The EB-5 Immigrant Investor Program benefits both the U.S. economy and foreign investors desiring permanent residency in America. The program facilitates job growth in America by foreign capital creating new businesses.
The Creation of the Immigrant Investor Program
In 1990, in a combined effort to improve immigration policies and stimulate the American economy, Congress created and established the EB-5 Program. EB-5 refers to employment-based fifth preference visa issued to approved participants. It is now the common name for the program.
In 1992, Congress expanded the EB-5 Program with a new investment option, the Regional Center Program. Regional centers allow foreign investors an easy way to invest in commercial enterprises, promoting economic growth while meeting the EB-5 requirements for visa qualification.
The programs are called the EB-5 Immigrant Investor Program, and is administered by the Department of U.S. Citizenship and Immigration Services (USCIS).
The Growth of the EB-5 Immigrant Investor Program
Up to 10,000 EB-5 Visas can be issued annually, but in the first years of the program, few visas were issued. Problems like complicated and lengthy application processes, changing financial requirements, and a high rate of denials were the main reasons for the slow start.
In 2005, the USCIS developed and implemented the Investor and Regional Center Unit. It issued new suggestions for streamlining processing and the application acceptance rate through improved oversight and internal coordination.
Their efforts proved successful. In 2005, only 62% of petitions requesting permanent residency earned approval; this soared to a 94% acceptance rate by 2012.
This improvement in acceptance rates encourages new foreign investors to apply for an EB-5 Visa. For instance, in 2003, just 64 EB-5 Visas were issued to foreign investors. By 2008, this number leaped to 1,300 EB-5 Visas issued. A total of 9,228 visas issued were issued in 2014, almost reaching the maximum allotment of 10,000 approved visas each fiscal year.
EB-5 Program Qualification Requirements
To qualify for an EB-5 Visa, a foreign investor must invest $1,000,000. This requirement drops to $500,000 for applicants investing in rural or high unemployment areas (defined as experiencing an unemployment rate 150% or higher than the national rate).
Each investment must also produce documentation proving the creation of 10 or more new jobs. In this way, foreign investors demonstrate their ability to contribute positively to the American economy.

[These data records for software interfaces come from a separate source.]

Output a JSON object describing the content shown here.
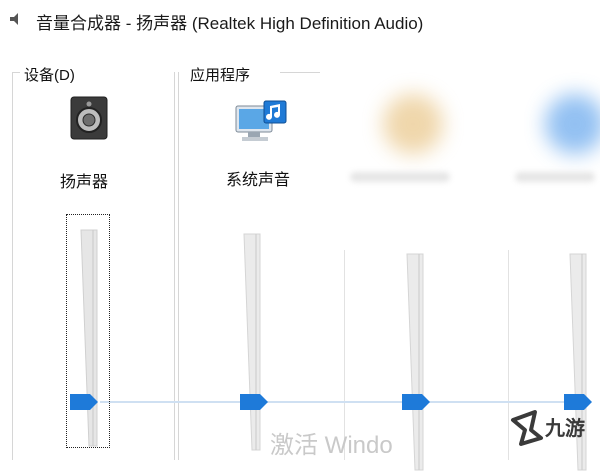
{
  "window": {
    "title": "音量合成器 - 扬声器 (Realtek High Definition Audio)",
    "icon": "speaker-icon"
  },
  "sections": {
    "device_label": "设备(D)",
    "apps_label": "应用程序"
  },
  "device": {
    "name": "扬声器",
    "icon": "speaker-device-icon"
  },
  "apps": [
    {
      "name": "系统声音",
      "icon": "system-sounds-icon"
    }
  ],
  "watermark": "激活 Windo",
  "brand": {
    "text": "九游",
    "icon": "jiuyou-logo-icon"
  },
  "colors": {
    "thumb": "#1e7ad9",
    "connector": "#cfe0f2",
    "track": "#e8e8e8"
  }
}
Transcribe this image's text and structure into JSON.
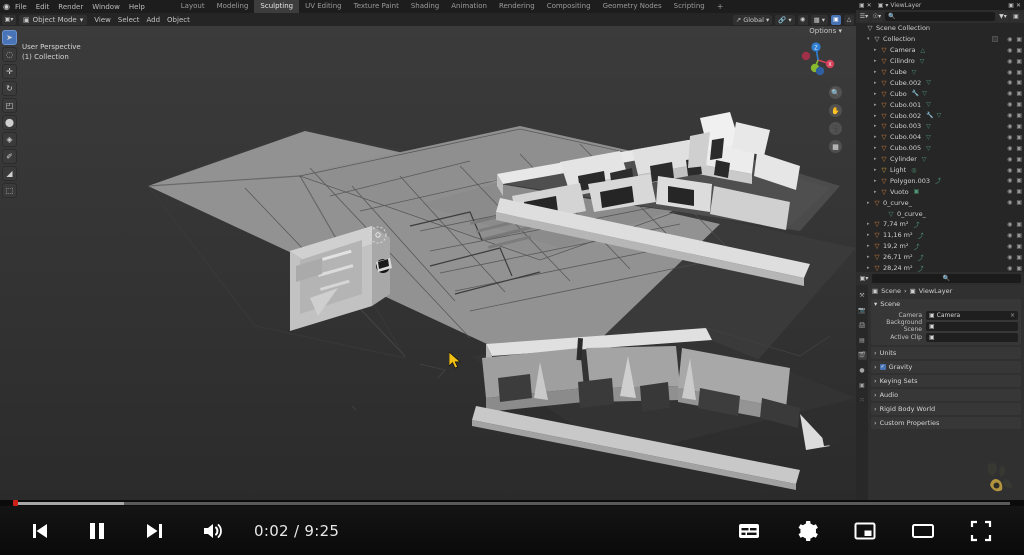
{
  "app": {
    "name": "Blender",
    "logo_icon": "blender-logo-icon"
  },
  "topbar": {
    "menus": [
      "File",
      "Edit",
      "Render",
      "Window",
      "Help"
    ],
    "workspace_tabs": [
      {
        "label": "Layout",
        "active": false
      },
      {
        "label": "Modeling",
        "active": false
      },
      {
        "label": "Sculpting",
        "active": true
      },
      {
        "label": "UV Editing",
        "active": false
      },
      {
        "label": "Texture Paint",
        "active": false
      },
      {
        "label": "Shading",
        "active": false
      },
      {
        "label": "Animation",
        "active": false
      },
      {
        "label": "Rendering",
        "active": false
      },
      {
        "label": "Compositing",
        "active": false
      },
      {
        "label": "Geometry Nodes",
        "active": false
      },
      {
        "label": "Scripting",
        "active": false
      }
    ],
    "add_tab_label": "+",
    "scene_name": "Scene",
    "viewlayer_name": "ViewLayer"
  },
  "viewport_header": {
    "editor_type_icon": "editor-type-icon",
    "mode": "Object Mode",
    "menus": [
      "View",
      "Select",
      "Add",
      "Object"
    ],
    "transform_orientation": "Global",
    "snap_icon": "magnet-icon",
    "proportional_icon": "proportional-edit-icon",
    "options_label": "Options"
  },
  "viewport": {
    "perspective_label": "User Perspective",
    "collection_label": "(1) Collection",
    "tools": [
      {
        "name": "tweak-tool",
        "glyph": "➤",
        "active": true
      },
      {
        "name": "select-box-tool",
        "glyph": "◌",
        "active": false
      },
      {
        "name": "move-tool",
        "glyph": "✛",
        "active": false
      },
      {
        "name": "rotate-tool",
        "glyph": "↻",
        "active": false
      },
      {
        "name": "scale-tool",
        "glyph": "◰",
        "active": false
      },
      {
        "name": "transform-tool",
        "glyph": "⬤",
        "active": false
      },
      {
        "name": "cad-tool",
        "glyph": "◈",
        "active": false
      },
      {
        "name": "annotate-tool",
        "glyph": "✐",
        "active": false
      },
      {
        "name": "measure-tool",
        "glyph": "◢",
        "active": false
      },
      {
        "name": "add-cube-tool",
        "glyph": "⬚",
        "active": false
      }
    ],
    "gizmo_axes": [
      {
        "name": "x-axis",
        "color": "#d3405a",
        "label": "X"
      },
      {
        "name": "y-axis",
        "color": "#8ab92f",
        "label": "Y"
      },
      {
        "name": "z-axis",
        "color": "#2f7fd3",
        "label": "Z"
      }
    ],
    "nav_buttons": [
      {
        "name": "zoom-nav-icon",
        "glyph": "🔍"
      },
      {
        "name": "pan-nav-icon",
        "glyph": "✋"
      },
      {
        "name": "camera-nav-icon",
        "glyph": "🎥"
      },
      {
        "name": "grid-nav-icon",
        "glyph": "▦"
      }
    ],
    "shading_modes": [
      "wireframe",
      "solid",
      "material-preview",
      "rendered"
    ],
    "active_shading_mode": "solid"
  },
  "outliner": {
    "display_mode": "View Layer",
    "search_placeholder": "",
    "filter_icon": "filter-icon",
    "root": "Scene Collection",
    "rows": [
      {
        "label": "Scene Collection",
        "indent": 0,
        "icon": "collection-icon",
        "icon_color": "#c8c8c8",
        "tri": "",
        "mods": [],
        "eye": false
      },
      {
        "label": "Collection",
        "indent": 1,
        "icon": "collection-icon",
        "icon_color": "#c8c8c8",
        "tri": "▾",
        "mods": [],
        "eye": true,
        "checkbox": true
      },
      {
        "label": "Camera",
        "indent": 2,
        "icon": "camera-data-icon",
        "icon_color": "#d8843c",
        "tri": "▸",
        "mods": [
          "△"
        ],
        "eye": true
      },
      {
        "label": "Cilindro",
        "indent": 2,
        "icon": "mesh-icon",
        "icon_color": "#d8843c",
        "tri": "▸",
        "mods": [
          "▽"
        ],
        "eye": true
      },
      {
        "label": "Cube",
        "indent": 2,
        "icon": "mesh-icon",
        "icon_color": "#d8843c",
        "tri": "▸",
        "mods": [
          "▽"
        ],
        "eye": true
      },
      {
        "label": "Cube.002",
        "indent": 2,
        "icon": "mesh-icon",
        "icon_color": "#d8843c",
        "tri": "▸",
        "mods": [
          "▽"
        ],
        "eye": true
      },
      {
        "label": "Cubo",
        "indent": 2,
        "icon": "mesh-icon",
        "icon_color": "#d8843c",
        "tri": "▸",
        "mods": [
          "🔧",
          "▽"
        ],
        "eye": true
      },
      {
        "label": "Cubo.001",
        "indent": 2,
        "icon": "mesh-icon",
        "icon_color": "#d8843c",
        "tri": "▸",
        "mods": [
          "▽"
        ],
        "eye": true
      },
      {
        "label": "Cubo.002",
        "indent": 2,
        "icon": "mesh-icon",
        "icon_color": "#d8843c",
        "tri": "▸",
        "mods": [
          "🔧",
          "▽"
        ],
        "eye": true
      },
      {
        "label": "Cubo.003",
        "indent": 2,
        "icon": "mesh-icon",
        "icon_color": "#d8843c",
        "tri": "▸",
        "mods": [
          "▽"
        ],
        "eye": true
      },
      {
        "label": "Cubo.004",
        "indent": 2,
        "icon": "mesh-icon",
        "icon_color": "#d8843c",
        "tri": "▸",
        "mods": [
          "▽"
        ],
        "eye": true
      },
      {
        "label": "Cubo.005",
        "indent": 2,
        "icon": "mesh-icon",
        "icon_color": "#d8843c",
        "tri": "▸",
        "mods": [
          "▽"
        ],
        "eye": true
      },
      {
        "label": "Cylinder",
        "indent": 2,
        "icon": "mesh-icon",
        "icon_color": "#d8843c",
        "tri": "▸",
        "mods": [
          "▽"
        ],
        "eye": true
      },
      {
        "label": "Light",
        "indent": 2,
        "icon": "light-icon",
        "icon_color": "#d8b03c",
        "tri": "▸",
        "mods": [
          "◎"
        ],
        "eye": true
      },
      {
        "label": "Polygon.003",
        "indent": 2,
        "icon": "curve-icon",
        "icon_color": "#d8843c",
        "tri": "▸",
        "mods": [
          "⤴"
        ],
        "eye": true
      },
      {
        "label": "Vuoto",
        "indent": 2,
        "icon": "empty-image-icon",
        "icon_color": "#d8843c",
        "tri": "▸",
        "mods": [
          "▣"
        ],
        "eye": true
      },
      {
        "label": "0_curve_",
        "indent": 1,
        "icon": "curve-icon",
        "icon_color": "#d8843c",
        "tri": "▸",
        "mods": [],
        "eye": true
      },
      {
        "label": "0_curve_",
        "indent": 3,
        "icon": "curve-data-icon",
        "icon_color": "#4f9a78",
        "tri": "",
        "mods": [],
        "eye": false
      },
      {
        "label": "7,74 m²",
        "indent": 1,
        "icon": "text-icon",
        "icon_color": "#d8843c",
        "tri": "▸",
        "mods": [
          "⤴"
        ],
        "eye": true
      },
      {
        "label": "11,16 m²",
        "indent": 1,
        "icon": "text-icon",
        "icon_color": "#d8843c",
        "tri": "▸",
        "mods": [
          "⤴"
        ],
        "eye": true
      },
      {
        "label": "19,2 m²",
        "indent": 1,
        "icon": "text-icon",
        "icon_color": "#d8843c",
        "tri": "▸",
        "mods": [
          "⤴"
        ],
        "eye": true
      },
      {
        "label": "26,71 m²",
        "indent": 1,
        "icon": "text-icon",
        "icon_color": "#d8843c",
        "tri": "▸",
        "mods": [
          "⤴"
        ],
        "eye": true
      },
      {
        "label": "28,24 m²",
        "indent": 1,
        "icon": "text-icon",
        "icon_color": "#d8843c",
        "tri": "▸",
        "mods": [
          "⤴"
        ],
        "eye": true
      }
    ]
  },
  "properties": {
    "tabs": [
      {
        "name": "tool-tab",
        "glyph": "⚒",
        "active": false
      },
      {
        "name": "render-tab",
        "glyph": "📷",
        "active": false
      },
      {
        "name": "output-tab",
        "glyph": "🖨",
        "active": false
      },
      {
        "name": "viewlayer-tab",
        "glyph": "▤",
        "active": false
      },
      {
        "name": "scene-tab",
        "glyph": "🎬",
        "active": true
      },
      {
        "name": "world-tab",
        "glyph": "●",
        "active": false
      },
      {
        "name": "object-tab",
        "glyph": "▣",
        "active": false
      },
      {
        "name": "particles-tab",
        "glyph": "⁙",
        "active": false
      }
    ],
    "breadcrumb": [
      "Scene",
      "ViewLayer"
    ],
    "scene_panel": {
      "title": "Scene",
      "fields": [
        {
          "label": "Camera",
          "value": "Camera",
          "icon": "camera-icon",
          "clear": "×"
        },
        {
          "label": "Background Scene",
          "value": "",
          "icon": "scene-icon",
          "clear": ""
        },
        {
          "label": "Active Clip",
          "value": "",
          "icon": "clip-icon",
          "clear": ""
        }
      ]
    },
    "sections": [
      {
        "label": "Units",
        "checkbox": false
      },
      {
        "label": "Gravity",
        "checkbox": true
      },
      {
        "label": "Keying Sets",
        "checkbox": false
      },
      {
        "label": "Audio",
        "checkbox": false
      },
      {
        "label": "Rigid Body World",
        "checkbox": false
      },
      {
        "label": "Custom Properties",
        "checkbox": false
      }
    ],
    "watermark_icon": "leaf-logo-icon"
  },
  "player": {
    "current_time": "0:02",
    "duration": "9:25",
    "time_display": "0:02 / 9:25",
    "progress_percent": 0.4,
    "loaded_percent": 11,
    "accent_color": "#cf2017",
    "left_controls": [
      {
        "name": "previous-button",
        "icon": "previous-track-icon"
      },
      {
        "name": "pause-button",
        "icon": "pause-icon"
      },
      {
        "name": "next-button",
        "icon": "next-track-icon"
      },
      {
        "name": "volume-button",
        "icon": "volume-icon"
      }
    ],
    "right_controls": [
      {
        "name": "subtitles-button",
        "icon": "subtitles-icon"
      },
      {
        "name": "settings-button",
        "icon": "gear-icon"
      },
      {
        "name": "miniplayer-button",
        "icon": "picture-in-picture-icon"
      },
      {
        "name": "theater-button",
        "icon": "theater-mode-icon"
      },
      {
        "name": "fullscreen-button",
        "icon": "fullscreen-icon"
      }
    ]
  }
}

Investors may choose either the EB-5 Program or Regional Center Program. With the EB-5 Program, the investor establishes a new business and creates a minimum of 10 jobs within two years. This type of investor is often an experienced business operator, which increases the chances of building a successful enterprise.
The investor opting for a regional center investment must also generate 10 new jobs, but the investment is placed into a business operated by a separate entity, freeing the investor from daily management and operation responsibilities.
Understanding Regional Centers
The regional center investment is more popular than the EB-5 Program because professional management operates the business. Even so, an investor should investigate the past performance of the managers of a proposed investment as well as financial projections and goals for the current project.
Regional centers are formed to promote economic growth in the region in which it is operating. With approval coming from the USCIS, a regional center must provide detailed documentation outlining their plan for promoting economic growth and new employment.
Investors must understand that a proposed regional center investment approved by USCIS neither implies nor guarantees the success of the project. It is imperative that investors perform their own due diligence to assess the viability and risk of any proposed regional center investment.
Another advantage for investors choosing the regional center option is a looser definition of job creation. For investors establishing an enterprise using the direct investment approach, all hires must be by the business. Alternatively, a regional center investment need only demonstrate the indirect creation of 10 new jobs related to the regional center.
The EB-5 Application Process
Listed below are the steps foreign investors must follow when filing an EB-5 application:
- Investor must decide upon a direct investment or regional center investment and deposit the funds.
- The applicant must file Form I-526 (Immigrant Petition by Alien Entrepreneur), describing the investment project and documenting the source of investment funds with USCIS.
- USCIS confirms investment funds are legally owned by applicant and clear of encumbrances.
- USCIS approves or declines the I-526 petition.
- Upon approval of the I-526 petition, USCIS remits the petition to the National Visa Center (NVC).
- If living abroad, petitioner must file the Form DS-260, Immigrant Visa Electronic Application.
- If living abroad, American Consul interviews petitioner and family, then determine if there are grounds for denying admission.
- If living in the USA, petitioner files Form I-485, Application to Register Permanent Residence or Adjust Status.
- The visa is either approved or denied.
- Once approved, investor and family receive a conditional permanent residency.
- Investor files Form I-829 (Petition by Entrepreneur to Remove Conditions on Permanent Resident Status), documenting the creation of at least 10 jobs.
- Once USCIS verifies the creation of 10 new jobs, investor and immediate family members receive green cards.
The EB-5 Immigrant Investor Program is the ideal vehicle for foreign nationals pursuing permanent residency in the United States while simultaneously benefiting from and growing the American economy.